_Exercise details_
Copy every line of the entries that includes the word "Property".

_Supplied material_
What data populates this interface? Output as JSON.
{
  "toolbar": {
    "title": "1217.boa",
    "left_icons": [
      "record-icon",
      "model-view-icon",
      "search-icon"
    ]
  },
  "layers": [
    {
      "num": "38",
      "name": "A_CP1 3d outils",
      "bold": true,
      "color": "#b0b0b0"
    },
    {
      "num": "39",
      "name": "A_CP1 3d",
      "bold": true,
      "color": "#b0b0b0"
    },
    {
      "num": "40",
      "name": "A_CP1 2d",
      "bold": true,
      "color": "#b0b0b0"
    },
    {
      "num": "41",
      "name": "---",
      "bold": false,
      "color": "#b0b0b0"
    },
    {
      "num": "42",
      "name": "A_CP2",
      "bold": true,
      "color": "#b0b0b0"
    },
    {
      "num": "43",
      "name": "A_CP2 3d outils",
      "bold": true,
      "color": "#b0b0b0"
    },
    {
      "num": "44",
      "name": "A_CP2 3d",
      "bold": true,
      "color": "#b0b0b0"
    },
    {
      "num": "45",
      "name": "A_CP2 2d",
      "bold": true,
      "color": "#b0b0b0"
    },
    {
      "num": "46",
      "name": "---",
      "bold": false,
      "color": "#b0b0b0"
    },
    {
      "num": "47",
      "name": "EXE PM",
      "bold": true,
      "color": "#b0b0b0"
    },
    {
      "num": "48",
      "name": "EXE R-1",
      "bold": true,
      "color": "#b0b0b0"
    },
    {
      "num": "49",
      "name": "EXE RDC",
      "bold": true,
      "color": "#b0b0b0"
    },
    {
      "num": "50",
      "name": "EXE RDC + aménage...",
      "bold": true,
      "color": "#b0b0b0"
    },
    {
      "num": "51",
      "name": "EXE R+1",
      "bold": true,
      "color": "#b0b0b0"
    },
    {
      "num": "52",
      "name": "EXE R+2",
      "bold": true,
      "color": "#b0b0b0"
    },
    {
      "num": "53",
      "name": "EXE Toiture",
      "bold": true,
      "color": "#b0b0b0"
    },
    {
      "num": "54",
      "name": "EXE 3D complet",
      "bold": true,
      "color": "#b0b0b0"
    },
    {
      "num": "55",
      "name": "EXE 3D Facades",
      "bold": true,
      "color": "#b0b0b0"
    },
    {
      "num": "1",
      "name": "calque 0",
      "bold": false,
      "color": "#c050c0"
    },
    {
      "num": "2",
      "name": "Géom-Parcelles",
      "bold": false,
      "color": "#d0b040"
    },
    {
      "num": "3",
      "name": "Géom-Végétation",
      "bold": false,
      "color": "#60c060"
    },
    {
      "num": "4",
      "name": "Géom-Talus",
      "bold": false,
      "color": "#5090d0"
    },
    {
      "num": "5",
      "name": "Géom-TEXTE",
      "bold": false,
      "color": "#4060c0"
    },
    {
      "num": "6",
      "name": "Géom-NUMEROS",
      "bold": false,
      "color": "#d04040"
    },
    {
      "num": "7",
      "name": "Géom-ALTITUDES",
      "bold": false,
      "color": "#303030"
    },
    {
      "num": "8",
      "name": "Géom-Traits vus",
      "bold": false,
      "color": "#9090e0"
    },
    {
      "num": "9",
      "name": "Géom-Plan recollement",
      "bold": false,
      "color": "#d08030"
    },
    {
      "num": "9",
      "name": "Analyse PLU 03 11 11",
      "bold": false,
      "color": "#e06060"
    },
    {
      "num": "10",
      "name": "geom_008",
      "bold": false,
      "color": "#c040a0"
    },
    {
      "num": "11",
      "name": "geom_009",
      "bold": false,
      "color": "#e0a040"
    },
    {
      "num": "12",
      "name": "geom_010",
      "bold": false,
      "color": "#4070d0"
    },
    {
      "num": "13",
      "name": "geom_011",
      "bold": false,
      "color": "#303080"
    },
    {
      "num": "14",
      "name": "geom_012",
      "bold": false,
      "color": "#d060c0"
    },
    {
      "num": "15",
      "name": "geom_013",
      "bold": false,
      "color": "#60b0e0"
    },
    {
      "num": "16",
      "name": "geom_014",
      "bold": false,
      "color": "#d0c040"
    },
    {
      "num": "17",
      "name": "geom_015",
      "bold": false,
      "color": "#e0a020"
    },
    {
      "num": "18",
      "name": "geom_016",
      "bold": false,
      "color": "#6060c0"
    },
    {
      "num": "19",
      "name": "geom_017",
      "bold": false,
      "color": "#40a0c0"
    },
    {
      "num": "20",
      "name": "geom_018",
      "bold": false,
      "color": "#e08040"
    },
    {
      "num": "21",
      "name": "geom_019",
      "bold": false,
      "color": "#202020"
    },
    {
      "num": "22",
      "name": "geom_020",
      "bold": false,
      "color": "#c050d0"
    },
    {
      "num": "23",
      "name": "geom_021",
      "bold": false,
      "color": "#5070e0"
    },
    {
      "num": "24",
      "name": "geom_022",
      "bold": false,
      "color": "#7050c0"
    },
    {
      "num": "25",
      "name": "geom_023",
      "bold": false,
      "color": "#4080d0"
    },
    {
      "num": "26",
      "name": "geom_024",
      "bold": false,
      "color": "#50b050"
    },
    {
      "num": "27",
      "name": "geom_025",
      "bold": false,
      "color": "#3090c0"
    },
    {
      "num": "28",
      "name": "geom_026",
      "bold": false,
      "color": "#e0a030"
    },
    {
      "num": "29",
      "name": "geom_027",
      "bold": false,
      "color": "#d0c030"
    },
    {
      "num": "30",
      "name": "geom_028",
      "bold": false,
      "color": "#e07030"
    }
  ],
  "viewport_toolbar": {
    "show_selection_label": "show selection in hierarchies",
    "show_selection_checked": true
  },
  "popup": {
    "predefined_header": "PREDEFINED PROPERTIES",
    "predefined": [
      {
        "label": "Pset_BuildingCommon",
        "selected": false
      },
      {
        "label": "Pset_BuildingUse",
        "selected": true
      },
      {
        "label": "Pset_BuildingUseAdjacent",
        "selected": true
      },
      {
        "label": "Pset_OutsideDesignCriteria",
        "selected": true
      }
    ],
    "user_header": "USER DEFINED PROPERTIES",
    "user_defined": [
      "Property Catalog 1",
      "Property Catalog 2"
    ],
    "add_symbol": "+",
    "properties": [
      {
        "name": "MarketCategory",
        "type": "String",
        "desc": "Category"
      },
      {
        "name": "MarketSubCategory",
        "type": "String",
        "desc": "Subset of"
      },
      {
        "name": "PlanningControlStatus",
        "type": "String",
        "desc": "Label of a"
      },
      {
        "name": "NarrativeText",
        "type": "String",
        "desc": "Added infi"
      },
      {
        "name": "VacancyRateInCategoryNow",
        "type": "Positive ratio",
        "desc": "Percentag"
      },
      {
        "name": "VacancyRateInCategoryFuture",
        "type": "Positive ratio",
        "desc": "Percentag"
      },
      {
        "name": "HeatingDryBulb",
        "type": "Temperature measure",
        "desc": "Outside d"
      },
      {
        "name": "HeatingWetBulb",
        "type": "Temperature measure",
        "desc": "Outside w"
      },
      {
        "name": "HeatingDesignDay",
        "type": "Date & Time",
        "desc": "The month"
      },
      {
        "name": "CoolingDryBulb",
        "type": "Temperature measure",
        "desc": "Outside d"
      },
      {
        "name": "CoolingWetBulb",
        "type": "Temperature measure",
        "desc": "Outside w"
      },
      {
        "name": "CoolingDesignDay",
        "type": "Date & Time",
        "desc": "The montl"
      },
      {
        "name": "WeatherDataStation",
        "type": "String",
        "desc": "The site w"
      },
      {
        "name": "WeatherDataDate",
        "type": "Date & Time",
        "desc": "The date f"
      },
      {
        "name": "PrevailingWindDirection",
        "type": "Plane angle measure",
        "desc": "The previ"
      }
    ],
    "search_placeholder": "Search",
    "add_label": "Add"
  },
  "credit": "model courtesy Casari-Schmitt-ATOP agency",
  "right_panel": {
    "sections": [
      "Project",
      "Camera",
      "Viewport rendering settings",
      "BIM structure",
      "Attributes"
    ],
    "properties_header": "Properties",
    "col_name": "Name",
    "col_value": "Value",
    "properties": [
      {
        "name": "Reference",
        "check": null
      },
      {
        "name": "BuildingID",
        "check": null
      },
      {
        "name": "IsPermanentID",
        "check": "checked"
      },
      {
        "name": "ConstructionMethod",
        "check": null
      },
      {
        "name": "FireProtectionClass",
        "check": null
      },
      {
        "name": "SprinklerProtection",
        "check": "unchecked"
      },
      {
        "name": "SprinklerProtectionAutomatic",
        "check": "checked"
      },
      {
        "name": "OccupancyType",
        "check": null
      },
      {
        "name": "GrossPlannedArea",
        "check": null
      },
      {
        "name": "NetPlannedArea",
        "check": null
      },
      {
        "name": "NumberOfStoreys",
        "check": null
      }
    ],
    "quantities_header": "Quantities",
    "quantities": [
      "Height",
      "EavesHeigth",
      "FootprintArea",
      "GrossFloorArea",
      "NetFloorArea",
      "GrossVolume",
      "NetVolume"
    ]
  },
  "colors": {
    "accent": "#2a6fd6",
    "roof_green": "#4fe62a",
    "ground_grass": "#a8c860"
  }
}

_Answer_
      "Property Catalog 1",
      "Property Catalog 2"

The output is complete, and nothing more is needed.